It already bought last year 50 Boeing 737 MAXes. Not one has been delivered because these are MAXes [which are still being built]. The delivery will be in the future [in 2017]. But we already delivered six 777-300 ERs and we will be delivering four more [soon to Garuda]. As you know at the Paris Airshow [in June], Garuda signed a memorandum of collaboration with us to look at purchasing 30 Boeing 787-9 Dreamliners so it is a great market in Indonesia, every type of airplane.
The Indonesian government has waived taxes for airplane engines and some aircraft spare parts. Does this policy help Boeing's sales to Indonesia? Have regulations in Indonesia been supportive of Boeing?
There are always ways to improve things but we let the government decide that and [with regard to the tax waiver for aircraft components] of course it is good for the market because anytime you reduce the costs, it increases the profitability and airlines can do more and better.
Is there any agreement between Boeing and any local agency in Indonesia to produce spare parts locally in order to reduce the price of spare parts for Boeing's customers in Indonesia?
We are working in cooperation with Indonesia and in fact we just signed an memorandum of understanding with the government of Indonesia. It is about air traffic control and training as well as infrastructure, something in those areas. We don't yet have any agreement [to locally produce spare parts] but you have a great company called [Indonesia's state-owned aircraft manufacturer] IPTN [PT Dirgantara Indonesia] which has been there for long time.

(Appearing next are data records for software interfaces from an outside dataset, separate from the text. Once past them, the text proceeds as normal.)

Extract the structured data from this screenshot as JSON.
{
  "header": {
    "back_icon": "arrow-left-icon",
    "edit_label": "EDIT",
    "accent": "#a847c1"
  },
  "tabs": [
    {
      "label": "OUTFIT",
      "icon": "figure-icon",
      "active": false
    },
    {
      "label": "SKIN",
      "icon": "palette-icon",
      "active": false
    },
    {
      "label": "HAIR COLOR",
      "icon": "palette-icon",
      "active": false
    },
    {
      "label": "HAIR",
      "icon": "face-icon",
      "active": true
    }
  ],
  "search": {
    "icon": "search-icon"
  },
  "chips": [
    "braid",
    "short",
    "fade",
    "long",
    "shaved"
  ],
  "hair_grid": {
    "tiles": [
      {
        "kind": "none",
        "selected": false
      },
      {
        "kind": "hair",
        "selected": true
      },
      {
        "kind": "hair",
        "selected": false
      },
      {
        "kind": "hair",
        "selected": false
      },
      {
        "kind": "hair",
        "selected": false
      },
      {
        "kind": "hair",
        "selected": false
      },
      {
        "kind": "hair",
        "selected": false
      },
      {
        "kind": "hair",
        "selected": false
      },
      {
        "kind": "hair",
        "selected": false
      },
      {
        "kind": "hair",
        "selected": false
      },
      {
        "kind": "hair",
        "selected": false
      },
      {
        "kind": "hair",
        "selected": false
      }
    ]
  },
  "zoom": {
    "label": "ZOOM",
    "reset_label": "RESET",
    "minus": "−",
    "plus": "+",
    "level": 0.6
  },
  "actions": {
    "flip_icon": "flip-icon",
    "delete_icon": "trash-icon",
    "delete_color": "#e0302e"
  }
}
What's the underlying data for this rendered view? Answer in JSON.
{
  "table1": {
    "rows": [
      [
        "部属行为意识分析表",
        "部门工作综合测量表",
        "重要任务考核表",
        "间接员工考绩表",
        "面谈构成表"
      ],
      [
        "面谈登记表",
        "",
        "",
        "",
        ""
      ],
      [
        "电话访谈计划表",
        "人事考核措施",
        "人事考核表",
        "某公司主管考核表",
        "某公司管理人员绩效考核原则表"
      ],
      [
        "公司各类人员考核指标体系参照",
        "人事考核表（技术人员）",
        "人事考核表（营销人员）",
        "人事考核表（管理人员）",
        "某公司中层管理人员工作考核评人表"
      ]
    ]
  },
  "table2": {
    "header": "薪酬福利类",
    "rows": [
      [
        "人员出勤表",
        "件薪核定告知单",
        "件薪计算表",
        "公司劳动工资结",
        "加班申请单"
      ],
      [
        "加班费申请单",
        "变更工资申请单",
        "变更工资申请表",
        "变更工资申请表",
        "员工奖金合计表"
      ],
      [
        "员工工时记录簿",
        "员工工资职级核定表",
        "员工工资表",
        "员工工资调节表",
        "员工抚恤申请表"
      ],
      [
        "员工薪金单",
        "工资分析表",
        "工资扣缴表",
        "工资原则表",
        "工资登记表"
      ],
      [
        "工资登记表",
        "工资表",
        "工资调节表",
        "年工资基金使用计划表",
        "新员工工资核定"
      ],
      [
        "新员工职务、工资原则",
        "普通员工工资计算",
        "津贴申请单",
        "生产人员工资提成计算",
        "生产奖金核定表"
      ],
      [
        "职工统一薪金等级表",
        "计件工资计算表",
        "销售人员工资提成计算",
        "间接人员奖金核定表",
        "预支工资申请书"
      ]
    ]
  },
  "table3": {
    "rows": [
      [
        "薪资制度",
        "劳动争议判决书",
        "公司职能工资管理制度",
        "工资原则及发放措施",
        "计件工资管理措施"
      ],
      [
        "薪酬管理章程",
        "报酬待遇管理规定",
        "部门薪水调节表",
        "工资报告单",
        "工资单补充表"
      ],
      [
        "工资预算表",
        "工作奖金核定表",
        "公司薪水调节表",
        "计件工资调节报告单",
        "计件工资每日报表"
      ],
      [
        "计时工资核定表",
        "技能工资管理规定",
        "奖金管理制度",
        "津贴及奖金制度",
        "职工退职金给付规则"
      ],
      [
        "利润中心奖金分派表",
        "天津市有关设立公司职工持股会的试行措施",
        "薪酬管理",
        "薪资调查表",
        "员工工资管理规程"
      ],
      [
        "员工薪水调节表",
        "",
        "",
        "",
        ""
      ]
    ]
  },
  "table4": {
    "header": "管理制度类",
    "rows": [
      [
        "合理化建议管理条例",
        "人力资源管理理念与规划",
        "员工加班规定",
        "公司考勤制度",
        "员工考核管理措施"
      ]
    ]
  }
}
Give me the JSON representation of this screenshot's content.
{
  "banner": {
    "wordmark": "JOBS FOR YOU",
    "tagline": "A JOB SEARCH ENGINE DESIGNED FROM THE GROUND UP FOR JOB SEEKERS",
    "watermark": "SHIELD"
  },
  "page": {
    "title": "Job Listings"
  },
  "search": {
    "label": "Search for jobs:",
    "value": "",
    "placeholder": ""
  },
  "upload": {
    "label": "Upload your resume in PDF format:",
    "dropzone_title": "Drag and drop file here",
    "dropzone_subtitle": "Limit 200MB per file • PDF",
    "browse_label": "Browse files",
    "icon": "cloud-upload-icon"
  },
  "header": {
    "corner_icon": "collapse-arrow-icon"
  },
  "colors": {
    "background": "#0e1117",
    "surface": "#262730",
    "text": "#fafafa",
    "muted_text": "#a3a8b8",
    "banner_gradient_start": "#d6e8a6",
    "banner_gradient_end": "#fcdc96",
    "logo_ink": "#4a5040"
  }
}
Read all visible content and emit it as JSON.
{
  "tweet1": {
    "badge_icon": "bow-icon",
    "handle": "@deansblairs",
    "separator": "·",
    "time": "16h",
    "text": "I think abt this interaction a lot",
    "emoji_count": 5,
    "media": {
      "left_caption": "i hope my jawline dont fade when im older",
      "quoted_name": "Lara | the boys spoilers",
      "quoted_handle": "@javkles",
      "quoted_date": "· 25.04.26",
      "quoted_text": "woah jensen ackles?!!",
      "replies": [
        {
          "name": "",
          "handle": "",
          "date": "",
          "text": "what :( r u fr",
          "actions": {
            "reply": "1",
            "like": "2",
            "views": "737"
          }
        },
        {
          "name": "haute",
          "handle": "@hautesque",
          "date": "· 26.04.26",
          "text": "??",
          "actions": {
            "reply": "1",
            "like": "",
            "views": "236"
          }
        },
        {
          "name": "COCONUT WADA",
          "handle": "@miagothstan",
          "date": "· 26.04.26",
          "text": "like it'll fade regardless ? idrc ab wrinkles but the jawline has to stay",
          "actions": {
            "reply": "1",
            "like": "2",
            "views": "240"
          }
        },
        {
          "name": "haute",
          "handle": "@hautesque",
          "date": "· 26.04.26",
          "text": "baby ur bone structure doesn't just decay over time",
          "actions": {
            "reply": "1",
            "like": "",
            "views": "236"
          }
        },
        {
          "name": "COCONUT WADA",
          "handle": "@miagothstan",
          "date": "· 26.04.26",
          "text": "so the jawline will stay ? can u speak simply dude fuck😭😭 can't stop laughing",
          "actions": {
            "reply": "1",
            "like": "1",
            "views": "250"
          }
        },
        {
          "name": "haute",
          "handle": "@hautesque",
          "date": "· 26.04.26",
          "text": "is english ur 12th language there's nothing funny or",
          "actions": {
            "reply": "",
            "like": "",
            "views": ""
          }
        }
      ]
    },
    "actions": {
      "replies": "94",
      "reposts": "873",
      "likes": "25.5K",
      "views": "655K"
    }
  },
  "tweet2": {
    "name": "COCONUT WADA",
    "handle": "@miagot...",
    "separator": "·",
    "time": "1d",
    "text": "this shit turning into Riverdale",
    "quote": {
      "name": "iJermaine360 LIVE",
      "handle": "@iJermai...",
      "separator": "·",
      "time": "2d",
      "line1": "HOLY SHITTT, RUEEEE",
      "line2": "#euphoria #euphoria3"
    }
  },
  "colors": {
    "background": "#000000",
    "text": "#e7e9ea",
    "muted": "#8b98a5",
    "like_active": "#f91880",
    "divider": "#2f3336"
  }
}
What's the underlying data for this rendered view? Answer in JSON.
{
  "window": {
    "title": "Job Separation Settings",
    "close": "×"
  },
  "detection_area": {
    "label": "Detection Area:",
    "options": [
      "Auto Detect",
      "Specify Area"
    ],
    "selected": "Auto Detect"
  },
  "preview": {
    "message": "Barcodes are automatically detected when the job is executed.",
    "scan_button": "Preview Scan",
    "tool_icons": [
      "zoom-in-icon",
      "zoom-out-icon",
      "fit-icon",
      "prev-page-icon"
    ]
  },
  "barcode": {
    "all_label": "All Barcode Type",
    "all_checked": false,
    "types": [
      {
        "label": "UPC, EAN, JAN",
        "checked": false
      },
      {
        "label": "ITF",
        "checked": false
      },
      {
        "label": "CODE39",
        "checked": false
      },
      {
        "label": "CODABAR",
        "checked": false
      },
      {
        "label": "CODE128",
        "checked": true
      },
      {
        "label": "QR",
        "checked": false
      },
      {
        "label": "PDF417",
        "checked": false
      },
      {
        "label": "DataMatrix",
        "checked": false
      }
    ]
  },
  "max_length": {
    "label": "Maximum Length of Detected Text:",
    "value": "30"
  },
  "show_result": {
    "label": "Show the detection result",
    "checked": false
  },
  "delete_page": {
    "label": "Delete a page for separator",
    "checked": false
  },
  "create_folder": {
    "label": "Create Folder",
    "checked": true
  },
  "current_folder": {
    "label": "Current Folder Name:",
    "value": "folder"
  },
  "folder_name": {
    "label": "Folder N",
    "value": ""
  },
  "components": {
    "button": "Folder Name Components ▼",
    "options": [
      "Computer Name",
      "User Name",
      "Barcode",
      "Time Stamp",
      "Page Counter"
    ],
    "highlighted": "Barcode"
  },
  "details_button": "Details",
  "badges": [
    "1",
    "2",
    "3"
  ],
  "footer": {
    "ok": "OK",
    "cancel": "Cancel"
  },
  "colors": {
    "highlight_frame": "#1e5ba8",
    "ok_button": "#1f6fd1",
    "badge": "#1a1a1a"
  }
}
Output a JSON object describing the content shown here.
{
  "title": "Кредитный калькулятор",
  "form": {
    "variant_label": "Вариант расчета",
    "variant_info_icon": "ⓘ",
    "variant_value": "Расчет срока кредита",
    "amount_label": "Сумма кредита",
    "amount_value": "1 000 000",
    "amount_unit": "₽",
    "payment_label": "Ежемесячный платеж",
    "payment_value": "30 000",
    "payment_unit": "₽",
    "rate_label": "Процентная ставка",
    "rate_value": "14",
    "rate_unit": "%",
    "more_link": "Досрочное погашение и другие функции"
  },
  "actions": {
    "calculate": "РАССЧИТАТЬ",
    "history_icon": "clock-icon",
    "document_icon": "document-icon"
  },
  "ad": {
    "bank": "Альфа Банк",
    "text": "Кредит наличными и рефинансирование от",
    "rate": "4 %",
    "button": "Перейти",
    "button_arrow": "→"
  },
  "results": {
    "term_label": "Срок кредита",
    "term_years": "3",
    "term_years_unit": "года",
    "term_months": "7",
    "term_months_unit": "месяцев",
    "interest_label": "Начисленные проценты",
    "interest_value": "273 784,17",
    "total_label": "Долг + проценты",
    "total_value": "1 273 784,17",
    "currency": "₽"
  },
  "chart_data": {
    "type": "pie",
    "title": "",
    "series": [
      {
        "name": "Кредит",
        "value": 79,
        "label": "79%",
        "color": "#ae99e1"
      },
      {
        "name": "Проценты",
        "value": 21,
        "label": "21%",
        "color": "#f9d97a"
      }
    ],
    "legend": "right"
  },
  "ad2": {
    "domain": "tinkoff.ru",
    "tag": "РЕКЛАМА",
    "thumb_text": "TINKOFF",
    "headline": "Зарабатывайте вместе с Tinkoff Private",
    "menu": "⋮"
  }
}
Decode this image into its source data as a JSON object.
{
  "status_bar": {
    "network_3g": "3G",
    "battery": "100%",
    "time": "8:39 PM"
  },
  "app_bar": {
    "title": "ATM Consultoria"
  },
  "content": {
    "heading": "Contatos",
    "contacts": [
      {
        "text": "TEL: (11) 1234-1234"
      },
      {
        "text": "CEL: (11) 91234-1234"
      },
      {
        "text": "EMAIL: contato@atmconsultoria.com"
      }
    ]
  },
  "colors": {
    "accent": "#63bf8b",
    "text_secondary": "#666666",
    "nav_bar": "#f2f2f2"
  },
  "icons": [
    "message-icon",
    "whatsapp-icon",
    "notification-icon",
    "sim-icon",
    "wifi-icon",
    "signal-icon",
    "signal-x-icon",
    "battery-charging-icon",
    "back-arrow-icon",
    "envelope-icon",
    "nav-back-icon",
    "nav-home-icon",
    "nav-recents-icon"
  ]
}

We work with it but we are not producing spare parts as of now in Indonesia but we want to see a general improvement of aerospace infrastructure in Indonesia.